SG Waste Incineration report published

04 May 2022

A report commissioned last year by the Scottish Government into 'the role of incineration in the waste hierarchy in Scotland',  has just been published.  The report was prepared by Dr Colin Church, CEO at the Institute of Materials, Minerals and Mining (IOM3) and Chair of the Circular Economy Task Force, a business group led by the Green Alliance.  In a foreword to the Review Dr Church writes

I was honoured to be asked in November 2021 to lead the independent review into the role of incineration in the waste hierarchy in Scotland. How we address the challenges of moving from a linear economic model to a low-carbon, more circular economy is a passionate interest of mine, and the role of incineration in that move is one key challenge.

As Scotland seeks to make this move, the prominence of incineration has grown. The ban on landfilling biodegradable municipal waste from 2025 has concentrated many minds, and incineration is rightly a fundamental element of the approach to meet it. At the same time, concerns have been raised about the impacts of incineration on human health and the environment. Modern plants are far from the polluting monstrosities of the past, now being required to meet stringent emissions standards to protect human health and the environment from airborne harm. But burning waste also produces carbon dioxide, a greenhouse gas, so allowing it to be freely emitted in the long term is incompatible with Scotland's desire to reach net zero carbon emissions. There are also concerns as to whether a high level of incineration can act as a constraint on greater waste prevention and recycling.

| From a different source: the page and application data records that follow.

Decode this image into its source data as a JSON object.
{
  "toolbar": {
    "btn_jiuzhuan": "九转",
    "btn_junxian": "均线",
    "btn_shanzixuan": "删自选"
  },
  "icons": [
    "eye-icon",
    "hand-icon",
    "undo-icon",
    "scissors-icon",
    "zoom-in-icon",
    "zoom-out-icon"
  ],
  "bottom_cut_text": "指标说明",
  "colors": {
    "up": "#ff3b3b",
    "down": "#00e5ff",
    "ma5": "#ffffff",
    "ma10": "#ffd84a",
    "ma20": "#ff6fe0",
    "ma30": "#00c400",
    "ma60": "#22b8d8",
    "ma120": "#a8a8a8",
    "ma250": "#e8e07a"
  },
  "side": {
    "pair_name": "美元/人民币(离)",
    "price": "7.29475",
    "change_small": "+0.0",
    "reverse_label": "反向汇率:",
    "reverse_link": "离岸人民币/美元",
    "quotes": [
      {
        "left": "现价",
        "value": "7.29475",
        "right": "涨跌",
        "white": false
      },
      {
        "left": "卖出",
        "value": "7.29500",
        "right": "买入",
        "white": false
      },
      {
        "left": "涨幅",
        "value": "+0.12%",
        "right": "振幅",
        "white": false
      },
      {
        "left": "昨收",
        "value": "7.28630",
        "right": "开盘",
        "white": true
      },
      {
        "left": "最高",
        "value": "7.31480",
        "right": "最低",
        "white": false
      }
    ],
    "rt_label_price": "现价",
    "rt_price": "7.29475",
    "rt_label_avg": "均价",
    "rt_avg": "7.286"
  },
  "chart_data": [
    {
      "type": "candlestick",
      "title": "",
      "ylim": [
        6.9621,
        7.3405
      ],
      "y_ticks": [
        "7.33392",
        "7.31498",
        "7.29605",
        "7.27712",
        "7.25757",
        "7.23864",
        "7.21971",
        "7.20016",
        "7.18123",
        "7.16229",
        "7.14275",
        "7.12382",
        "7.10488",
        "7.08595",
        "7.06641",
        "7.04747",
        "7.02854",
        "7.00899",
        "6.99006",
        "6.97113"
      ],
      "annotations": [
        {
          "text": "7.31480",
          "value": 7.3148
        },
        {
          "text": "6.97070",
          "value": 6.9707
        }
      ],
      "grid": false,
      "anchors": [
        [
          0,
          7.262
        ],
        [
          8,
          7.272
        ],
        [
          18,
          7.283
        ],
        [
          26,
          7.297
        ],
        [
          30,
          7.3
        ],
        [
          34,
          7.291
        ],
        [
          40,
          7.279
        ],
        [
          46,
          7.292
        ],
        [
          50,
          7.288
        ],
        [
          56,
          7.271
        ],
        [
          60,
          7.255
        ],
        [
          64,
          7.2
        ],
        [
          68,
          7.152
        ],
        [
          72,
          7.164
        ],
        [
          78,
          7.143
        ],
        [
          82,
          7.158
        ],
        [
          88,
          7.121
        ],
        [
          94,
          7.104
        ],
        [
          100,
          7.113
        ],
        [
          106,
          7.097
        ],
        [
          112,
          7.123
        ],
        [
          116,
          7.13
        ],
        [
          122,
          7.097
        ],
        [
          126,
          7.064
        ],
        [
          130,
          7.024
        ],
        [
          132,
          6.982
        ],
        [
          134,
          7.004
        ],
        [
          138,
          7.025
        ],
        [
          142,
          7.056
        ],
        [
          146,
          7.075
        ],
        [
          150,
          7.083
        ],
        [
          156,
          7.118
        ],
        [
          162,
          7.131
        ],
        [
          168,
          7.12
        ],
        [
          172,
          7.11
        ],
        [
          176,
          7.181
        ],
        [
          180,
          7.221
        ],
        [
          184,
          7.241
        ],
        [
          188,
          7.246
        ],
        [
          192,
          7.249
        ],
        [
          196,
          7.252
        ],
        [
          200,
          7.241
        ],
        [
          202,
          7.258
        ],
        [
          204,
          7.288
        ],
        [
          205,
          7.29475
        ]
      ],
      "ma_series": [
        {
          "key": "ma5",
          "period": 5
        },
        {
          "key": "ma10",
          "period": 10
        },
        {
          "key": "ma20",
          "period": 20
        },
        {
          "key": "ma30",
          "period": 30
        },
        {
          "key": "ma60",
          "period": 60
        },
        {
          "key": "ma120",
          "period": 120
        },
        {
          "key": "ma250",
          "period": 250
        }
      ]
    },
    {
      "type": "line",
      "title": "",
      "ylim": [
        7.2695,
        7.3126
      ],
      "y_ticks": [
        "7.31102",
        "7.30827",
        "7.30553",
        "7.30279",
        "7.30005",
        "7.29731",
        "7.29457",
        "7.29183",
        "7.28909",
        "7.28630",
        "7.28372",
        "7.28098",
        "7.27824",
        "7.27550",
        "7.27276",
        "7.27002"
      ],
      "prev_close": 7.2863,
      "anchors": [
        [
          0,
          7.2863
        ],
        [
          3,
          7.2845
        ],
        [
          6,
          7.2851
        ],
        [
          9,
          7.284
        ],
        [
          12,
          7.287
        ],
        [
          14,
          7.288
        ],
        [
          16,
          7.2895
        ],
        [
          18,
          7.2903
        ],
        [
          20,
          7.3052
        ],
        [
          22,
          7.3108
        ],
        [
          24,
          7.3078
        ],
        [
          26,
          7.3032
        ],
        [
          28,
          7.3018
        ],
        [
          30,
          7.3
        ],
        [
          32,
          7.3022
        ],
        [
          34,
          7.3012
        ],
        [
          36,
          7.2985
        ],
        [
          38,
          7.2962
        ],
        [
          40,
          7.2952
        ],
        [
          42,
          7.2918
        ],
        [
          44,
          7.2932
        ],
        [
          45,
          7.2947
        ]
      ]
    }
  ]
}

Read more on the Review Report at 

Environment / Recycling and waste / Incinerating waste

and on local concerns and wider attitudes to incineration at

Energy / Energy from waste / Incineration


We are part of the rapidly expanding worldwide Transition Towns movement. The Black Isle is a peninsula of about 100 sq miles ENE of Inverness in Scotland, UK.